Today marks the 100th anniversary of International Women’s Day, a day set aside to celebrate the political, economic, and social achievements of women around the world. To recognize this historic day, PHR is highlighting the enormous challenges we face in addressing mass rape in armed conflicts.
When reports surfaced last year that a guard at the T. Don Hutto Detention Center in Texas had sexually assaulted several detainees there, advocates familiar with the US’s immigration detention system were saddened, but not surprised.

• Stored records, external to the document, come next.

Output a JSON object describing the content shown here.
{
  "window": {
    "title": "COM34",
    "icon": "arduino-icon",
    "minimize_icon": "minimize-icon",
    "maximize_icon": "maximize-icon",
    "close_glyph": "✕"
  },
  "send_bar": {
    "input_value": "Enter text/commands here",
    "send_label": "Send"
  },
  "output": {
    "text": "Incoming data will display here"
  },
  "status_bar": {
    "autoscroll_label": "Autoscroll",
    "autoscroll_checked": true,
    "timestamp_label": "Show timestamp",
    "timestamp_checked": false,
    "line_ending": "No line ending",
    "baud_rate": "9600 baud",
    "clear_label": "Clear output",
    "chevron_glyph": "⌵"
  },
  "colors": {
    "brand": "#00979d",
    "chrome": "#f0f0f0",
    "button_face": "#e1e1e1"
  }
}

There has been a steady stream of news reports over the past several years of similar assaults on immigrants in custody.
As we know from internal memos and the work of investigative journalists, former Secretary of Defense Donald Rumsfeld authorized torture under the guise of “enhanced interrogation techniques,” violating both international and domestic laws.? But Rumsfeld’s memoir, released today, tells a different story.
As the rhetoric surrounding U.S. immigration policy continues to heat up, what is often forgotten is the impact our laws have on the most vulnerable, the children.
When human rights advocates talk about providing humanitarian protection to vulnerable immigrants, they are usually concerned with threats to the health and well-being posed by other humans, whether they are security forces, gang members, or abusive spouses.